Topband (160m, “Top Band”) receiving antennas

Can’t hear the weak stations, and all the interesting stuff on 160?

I’m often asked about the receiving antennas in use here at g7klj. Many, many stations are missing most of the fun on the low bands by persisting in using a transmit antenna as the rx antenna also. THIS IS NOT GOOD.

Some stations have been known to “adjust” their transmit antennas to simply improve reception. Here’s the deal:



If you adjust the tx antenna for “low noise receive”, you are likely seriously compromising the transmit signal, at least at the low angles required for long distance. Forget all about adjusting the transmit antenna for best noise, and use a completely separate receiving antenna. The aim of a decent transmit antenna is gain (you want to be loud) and efficiency (you don’t want to warm up the worms!) With a  receive antenna, you have completely different requirements: you need good directivity (so as to avoid QRM), gain is NOT important, but signal to noise is. I’ll expound on this soon..

If you are new to the low bands, and are just plain put off when you hear s9+ noise on your tx antenna, please don’t be put off! I can tell you web searches for things like Waller Flags, K9AY loops and similar will help you out loads!

And this is true even if you have a small plot…the published design size for a K9AY loop requires a circle of around 30ft. Even if you cannot manage that, make a half-size one! I have a half-size k9ay here I use to null out troublesome local QRM sources, and it has a FANTASTIC front to back ratio for ground wave signals! As the loop gets smaller, signal pickup of course does get less, but you can compensate for this by carefully applying gain with something like a home-brew w7iuv preamp (which I can fully recommend, using a 2n3866 transistor, which are readily available here in the UK. Although I built the half-size K9AY precisely as the noise antenna for my TimeWave ANC-4 noise canceller, I can report it is also an excellent rx antenna in its own right — especially for 160m AM ground wave working in the daytime, with stations up to around 50 miles distant. (Which is daytime DX, considering we all have a power limit of abourt10 Watts carrier in the portion of the band where AM is mostly used).

So — no more excuses! If you have the tiniest of plots, I’m sure you can fit in a half-size K9AY loop for top-band reception. To test it, listen for the local Kent and Essex stations between 5 and 6pm Mon-Sat on, or near the following frequencies: 1908 kHz, 1950kHz, 1966 kHz. WARNING: Some of the stations locally use the appropriately-named (by G3ORP) “chair-leg” antenna for top band — also known as a “shit transmitting antenna”. Combined with low rf power, some of these stations are super-tough to hear, so be patient and wait for the right conditions. Most should be audible throughout Kent, parts of Essex, Sussex and possibly London under daylight conditions. Don’t you just love the chair-leg antenna?!

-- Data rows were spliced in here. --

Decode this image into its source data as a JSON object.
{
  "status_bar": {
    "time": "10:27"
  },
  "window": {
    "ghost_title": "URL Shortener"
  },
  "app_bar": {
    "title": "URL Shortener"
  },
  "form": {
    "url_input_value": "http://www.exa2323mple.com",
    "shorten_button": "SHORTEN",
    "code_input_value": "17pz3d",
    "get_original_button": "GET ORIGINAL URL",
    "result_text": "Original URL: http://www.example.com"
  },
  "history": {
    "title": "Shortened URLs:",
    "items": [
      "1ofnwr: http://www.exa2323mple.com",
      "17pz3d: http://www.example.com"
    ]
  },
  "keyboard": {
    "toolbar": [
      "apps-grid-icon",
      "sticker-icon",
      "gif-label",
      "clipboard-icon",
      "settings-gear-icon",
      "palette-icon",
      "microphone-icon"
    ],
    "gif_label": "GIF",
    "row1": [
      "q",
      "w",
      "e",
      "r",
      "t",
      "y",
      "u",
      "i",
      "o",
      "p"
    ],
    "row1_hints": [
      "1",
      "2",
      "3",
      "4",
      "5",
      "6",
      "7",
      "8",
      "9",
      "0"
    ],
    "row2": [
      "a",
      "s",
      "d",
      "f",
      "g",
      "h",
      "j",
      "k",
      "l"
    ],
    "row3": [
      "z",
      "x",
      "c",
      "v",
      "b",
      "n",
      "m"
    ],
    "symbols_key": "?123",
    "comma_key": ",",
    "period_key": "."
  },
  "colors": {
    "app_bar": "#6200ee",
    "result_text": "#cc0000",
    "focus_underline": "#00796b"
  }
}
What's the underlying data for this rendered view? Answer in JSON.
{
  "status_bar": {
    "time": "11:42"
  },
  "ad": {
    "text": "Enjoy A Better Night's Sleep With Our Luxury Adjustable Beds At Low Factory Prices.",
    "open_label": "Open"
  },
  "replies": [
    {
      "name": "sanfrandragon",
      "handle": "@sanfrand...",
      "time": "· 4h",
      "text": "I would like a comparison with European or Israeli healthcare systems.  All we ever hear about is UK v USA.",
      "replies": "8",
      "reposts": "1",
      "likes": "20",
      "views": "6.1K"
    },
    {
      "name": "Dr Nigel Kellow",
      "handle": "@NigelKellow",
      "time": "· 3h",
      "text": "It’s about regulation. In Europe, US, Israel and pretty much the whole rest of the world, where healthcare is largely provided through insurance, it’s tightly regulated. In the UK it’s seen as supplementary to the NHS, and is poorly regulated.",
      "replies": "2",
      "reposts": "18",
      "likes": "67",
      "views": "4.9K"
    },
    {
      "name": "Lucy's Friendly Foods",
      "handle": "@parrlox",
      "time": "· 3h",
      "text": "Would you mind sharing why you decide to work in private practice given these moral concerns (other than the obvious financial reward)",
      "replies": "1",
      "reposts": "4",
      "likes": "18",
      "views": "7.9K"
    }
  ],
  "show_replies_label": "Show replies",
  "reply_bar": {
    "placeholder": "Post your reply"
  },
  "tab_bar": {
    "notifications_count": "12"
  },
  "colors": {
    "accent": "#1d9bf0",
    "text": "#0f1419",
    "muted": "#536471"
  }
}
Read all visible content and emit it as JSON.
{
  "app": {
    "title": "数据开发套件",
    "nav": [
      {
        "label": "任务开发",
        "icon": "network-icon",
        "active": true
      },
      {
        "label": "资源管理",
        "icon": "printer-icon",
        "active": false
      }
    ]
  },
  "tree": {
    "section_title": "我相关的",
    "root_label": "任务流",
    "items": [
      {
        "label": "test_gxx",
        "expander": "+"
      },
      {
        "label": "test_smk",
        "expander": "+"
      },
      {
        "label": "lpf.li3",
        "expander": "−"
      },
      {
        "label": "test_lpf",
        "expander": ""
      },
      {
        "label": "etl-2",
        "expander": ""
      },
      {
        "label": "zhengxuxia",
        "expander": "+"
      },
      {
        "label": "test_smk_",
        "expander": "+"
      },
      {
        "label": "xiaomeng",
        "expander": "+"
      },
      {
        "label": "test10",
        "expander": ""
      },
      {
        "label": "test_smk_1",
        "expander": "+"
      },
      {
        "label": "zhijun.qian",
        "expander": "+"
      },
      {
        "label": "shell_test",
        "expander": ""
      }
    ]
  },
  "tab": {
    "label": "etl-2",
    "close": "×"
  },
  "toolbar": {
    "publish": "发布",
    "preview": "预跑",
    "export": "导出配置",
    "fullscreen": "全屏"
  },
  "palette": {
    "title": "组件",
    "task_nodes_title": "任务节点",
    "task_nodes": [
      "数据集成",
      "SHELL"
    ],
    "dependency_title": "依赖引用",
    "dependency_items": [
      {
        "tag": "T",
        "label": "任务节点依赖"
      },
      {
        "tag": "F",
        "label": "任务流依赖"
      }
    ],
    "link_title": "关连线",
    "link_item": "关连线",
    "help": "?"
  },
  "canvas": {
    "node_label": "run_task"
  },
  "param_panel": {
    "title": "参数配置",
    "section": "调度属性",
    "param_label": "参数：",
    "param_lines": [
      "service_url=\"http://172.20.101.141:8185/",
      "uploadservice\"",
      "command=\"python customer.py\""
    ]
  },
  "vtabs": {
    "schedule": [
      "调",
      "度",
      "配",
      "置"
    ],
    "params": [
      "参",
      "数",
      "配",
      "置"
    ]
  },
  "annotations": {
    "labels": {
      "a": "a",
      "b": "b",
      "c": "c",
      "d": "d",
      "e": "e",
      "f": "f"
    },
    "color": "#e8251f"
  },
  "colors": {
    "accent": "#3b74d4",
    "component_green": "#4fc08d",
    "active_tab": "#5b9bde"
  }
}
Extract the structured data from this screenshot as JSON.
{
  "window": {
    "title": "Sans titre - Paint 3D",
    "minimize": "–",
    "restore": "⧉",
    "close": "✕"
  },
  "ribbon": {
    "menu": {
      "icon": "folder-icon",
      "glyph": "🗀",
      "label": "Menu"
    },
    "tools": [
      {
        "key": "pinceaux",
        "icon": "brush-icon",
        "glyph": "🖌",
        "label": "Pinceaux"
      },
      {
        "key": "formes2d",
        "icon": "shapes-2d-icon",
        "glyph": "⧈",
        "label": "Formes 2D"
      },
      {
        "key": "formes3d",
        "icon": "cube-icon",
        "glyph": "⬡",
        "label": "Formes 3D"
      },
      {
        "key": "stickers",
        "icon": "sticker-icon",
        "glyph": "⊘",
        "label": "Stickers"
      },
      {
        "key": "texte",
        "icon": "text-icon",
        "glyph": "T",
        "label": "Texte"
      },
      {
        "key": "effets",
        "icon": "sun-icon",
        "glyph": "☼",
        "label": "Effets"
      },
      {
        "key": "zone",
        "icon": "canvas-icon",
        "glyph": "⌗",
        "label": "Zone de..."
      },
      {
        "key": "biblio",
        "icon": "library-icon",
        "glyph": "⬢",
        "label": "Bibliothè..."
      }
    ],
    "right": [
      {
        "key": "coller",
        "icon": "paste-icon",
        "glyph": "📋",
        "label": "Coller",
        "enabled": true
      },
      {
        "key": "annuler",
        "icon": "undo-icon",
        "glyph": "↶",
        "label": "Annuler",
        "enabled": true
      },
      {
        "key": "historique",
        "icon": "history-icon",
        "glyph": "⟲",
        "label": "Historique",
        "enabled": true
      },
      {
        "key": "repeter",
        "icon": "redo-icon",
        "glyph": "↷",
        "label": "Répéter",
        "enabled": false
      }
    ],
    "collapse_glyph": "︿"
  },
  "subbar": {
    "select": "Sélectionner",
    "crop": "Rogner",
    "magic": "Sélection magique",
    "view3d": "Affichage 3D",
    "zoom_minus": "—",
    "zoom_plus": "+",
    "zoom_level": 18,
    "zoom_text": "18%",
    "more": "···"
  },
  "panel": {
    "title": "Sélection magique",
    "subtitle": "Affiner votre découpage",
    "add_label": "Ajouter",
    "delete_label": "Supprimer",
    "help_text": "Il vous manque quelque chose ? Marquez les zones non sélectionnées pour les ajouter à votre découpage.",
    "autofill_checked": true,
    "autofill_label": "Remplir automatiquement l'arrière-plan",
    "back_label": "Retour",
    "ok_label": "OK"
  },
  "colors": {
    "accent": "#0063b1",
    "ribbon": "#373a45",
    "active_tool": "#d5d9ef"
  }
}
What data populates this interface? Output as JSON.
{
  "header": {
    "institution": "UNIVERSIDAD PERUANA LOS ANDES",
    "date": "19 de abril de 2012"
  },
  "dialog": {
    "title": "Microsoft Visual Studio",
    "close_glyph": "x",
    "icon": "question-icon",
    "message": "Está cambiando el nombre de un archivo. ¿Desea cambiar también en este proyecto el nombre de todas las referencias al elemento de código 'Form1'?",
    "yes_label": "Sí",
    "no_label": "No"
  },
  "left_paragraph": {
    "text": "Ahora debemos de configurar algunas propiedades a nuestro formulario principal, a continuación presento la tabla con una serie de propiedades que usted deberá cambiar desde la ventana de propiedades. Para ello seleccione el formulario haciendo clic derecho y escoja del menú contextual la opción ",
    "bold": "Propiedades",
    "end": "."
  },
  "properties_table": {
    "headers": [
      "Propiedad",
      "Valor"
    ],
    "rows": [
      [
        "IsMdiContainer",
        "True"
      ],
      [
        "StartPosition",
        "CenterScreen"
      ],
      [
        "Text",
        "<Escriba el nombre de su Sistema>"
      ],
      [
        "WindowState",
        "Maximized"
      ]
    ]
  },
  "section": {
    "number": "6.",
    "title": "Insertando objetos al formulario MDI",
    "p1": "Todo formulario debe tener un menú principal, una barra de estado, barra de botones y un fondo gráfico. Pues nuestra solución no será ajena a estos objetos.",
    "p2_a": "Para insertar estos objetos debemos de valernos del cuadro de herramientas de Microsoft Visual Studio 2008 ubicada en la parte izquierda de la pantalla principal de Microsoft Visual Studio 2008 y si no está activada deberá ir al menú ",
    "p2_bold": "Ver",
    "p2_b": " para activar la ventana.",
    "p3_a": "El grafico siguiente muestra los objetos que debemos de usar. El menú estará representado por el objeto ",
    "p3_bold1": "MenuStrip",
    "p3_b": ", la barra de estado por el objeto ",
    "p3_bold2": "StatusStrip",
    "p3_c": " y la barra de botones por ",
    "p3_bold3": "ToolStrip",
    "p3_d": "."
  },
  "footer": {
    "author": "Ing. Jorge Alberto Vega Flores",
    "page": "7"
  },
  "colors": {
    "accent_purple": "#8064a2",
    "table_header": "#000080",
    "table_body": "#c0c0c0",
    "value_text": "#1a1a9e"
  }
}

If you think this article is brief and lacking in detail (and I would agree!), then let me give you some phrases to Google for low-noise rx on the low bands: Beverage antenna, BOG, K9AY loops, Double Delta receive loop, W7IUV pre-amp (this is a GREAT pre-amp — and easy to make!) , EWE antenna.

UPDATE: The following antenna, and others like it, for low-band receive makes me start to think more and more that the best plan (for inter-G working as opposed to very low angle DX) is an aerial that receives the high angles very well, but somehow does not respond to mostly vertically-polarized local junk from crappy Chinese power supplies and their ilk. The latest info I have on this is from this excellent webpage:

My top-band AM ‘partner in crime’, Dave, GW4GTE has promised to test the high-angle rx antenna out, and I will report what he finds…

UPDATE: initial reports for inter-G sky-wave from Dave are not good. This may well be the end of the experimenting with this particular idea.

Further reading:

For moderate and low-angle top-band signals (“ground wave”) and 500+ miles at night, try the k9ay loop article I wrote. Amazing receive on the low-bands!

For high-angle (out to about 500 miles at night) 160m reception, a properly balanced horizontal doublet / dipole, even short and low will give, in my experience, the best signal to noise ratio on “sky wave” signals arriving at an angle of 50-60 degrees and greater. If short and low, its a crap tx aerial, but for receive only, something as small as 2 x 5m with a pre-amp (at the aerial end) will work wonders, provided you decouple the co-ax properly. The shorter the rx dipole, by the way, the more difficult this is to do.